**Assignment**
Looking at the entries below, state how many lines contain the word "SALOME". Give the number alone.

**Records for the exercise**
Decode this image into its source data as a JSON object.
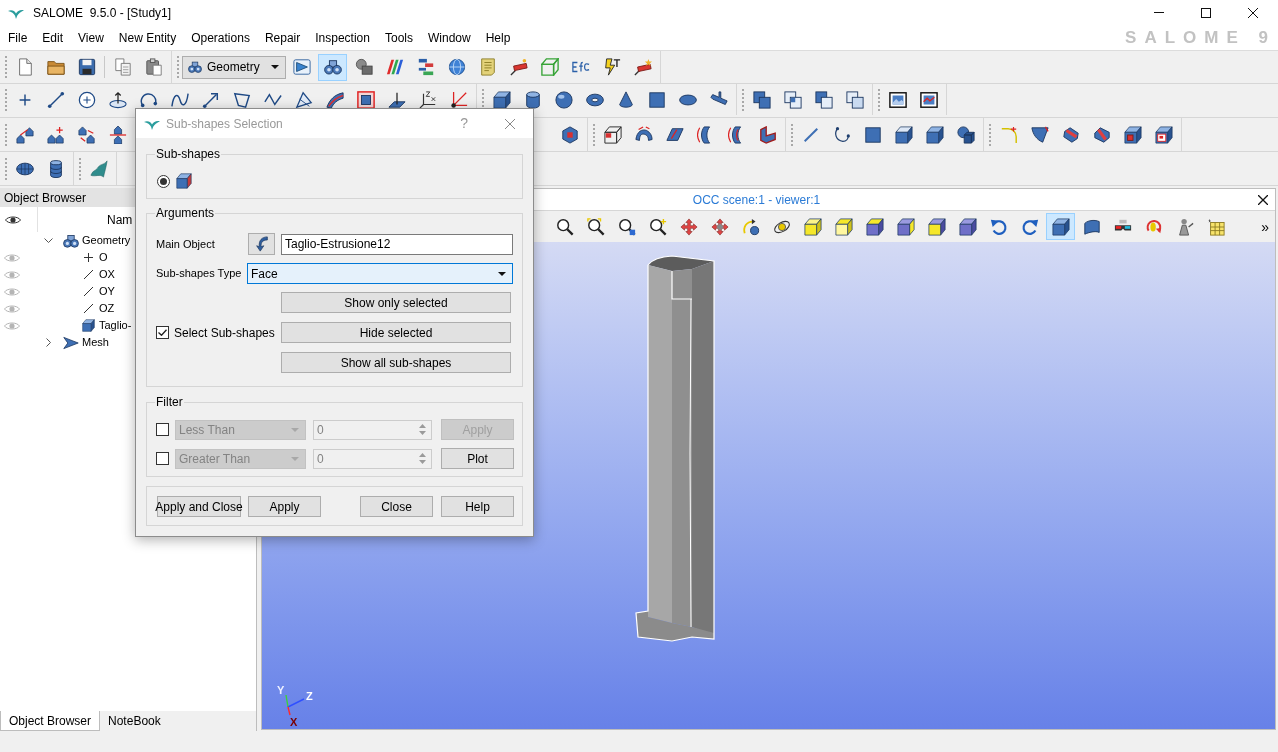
{
  "window": {
    "title": "SALOME  9.5.0 - [Study1]",
    "logo": "SALOME 9"
  },
  "menu": [
    "File",
    "Edit",
    "View",
    "New Entity",
    "Operations",
    "Repair",
    "Inspection",
    "Tools",
    "Window",
    "Help"
  ],
  "toolbar": {
    "module_combo": "Geometry",
    "module_buttons": [
      {
        "selected": false
      },
      {
        "selected": true
      },
      {
        "selected": false
      },
      {
        "selected": false
      },
      {
        "selected": false
      },
      {
        "selected": false
      },
      {
        "selected": false
      },
      {
        "selected": false
      },
      {
        "selected": false
      },
      {
        "selected": false
      },
      {
        "selected": false
      },
      {
        "selected": false
      }
    ]
  },
  "object_browser": {
    "title": "Object Browser",
    "column": "Nam",
    "tree": [
      {
        "label": "Geometry",
        "kind": "geometry",
        "expanded": true,
        "children": [
          {
            "label": "O",
            "kind": "point"
          },
          {
            "label": "OX",
            "kind": "vector"
          },
          {
            "label": "OY",
            "kind": "vector"
          },
          {
            "label": "OZ",
            "kind": "vector"
          },
          {
            "label": "Taglio-",
            "kind": "solid"
          }
        ]
      },
      {
        "label": "Mesh",
        "kind": "mesh",
        "expanded": false
      }
    ],
    "tabs": [
      {
        "label": "Object Browser",
        "selected": true
      },
      {
        "label": "NoteBook",
        "selected": false
      }
    ]
  },
  "viewer": {
    "title": "OCC scene:1 - viewer:1",
    "buttons": [
      {
        "selected": false
      },
      {
        "selected": false
      },
      {
        "selected": false
      },
      {
        "selected": false
      },
      {
        "selected": false
      },
      {
        "selected": false
      },
      {
        "selected": false
      },
      {
        "selected": false
      },
      {
        "selected": false
      },
      {
        "selected": false
      },
      {
        "selected": false
      },
      {
        "selected": false
      },
      {
        "selected": false
      },
      {
        "selected": false
      },
      {
        "selected": false
      },
      {
        "selected": false
      },
      {
        "selected": true
      },
      {
        "selected": false
      },
      {
        "selected": false
      },
      {
        "selected": false
      },
      {
        "selected": false
      },
      {
        "selected": false
      }
    ],
    "more": "»",
    "axes": [
      "Y",
      "Z",
      "X"
    ]
  },
  "dialog": {
    "title": "Sub-shapes Selection",
    "help": "?",
    "subshapes": {
      "title": "Sub-shapes",
      "options": [
        {
          "selected": true
        }
      ]
    },
    "arguments": {
      "title": "Arguments",
      "main_object": {
        "label": "Main Object",
        "value": "Taglio-Estrusione12"
      },
      "type": {
        "label": "Sub-shapes Type",
        "value": "Face"
      },
      "select_subshapes": {
        "label": "Select Sub-shapes",
        "checked": true
      },
      "buttons": [
        "Show only selected",
        "Hide selected",
        "Show all sub-shapes"
      ]
    },
    "filter": {
      "title": "Filter",
      "rows": [
        {
          "checked": false,
          "criterion": "Less Than",
          "value": "0",
          "disabled": true,
          "button": {
            "label": "Apply",
            "disabled": true
          }
        },
        {
          "checked": false,
          "criterion": "Greater Than",
          "value": "0",
          "disabled": true,
          "button": {
            "label": "Plot",
            "disabled": false
          }
        }
      ]
    },
    "buttons": [
      "Apply and Close",
      "Apply",
      "Close",
      "Help"
    ]
  }
}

**Answer area**
2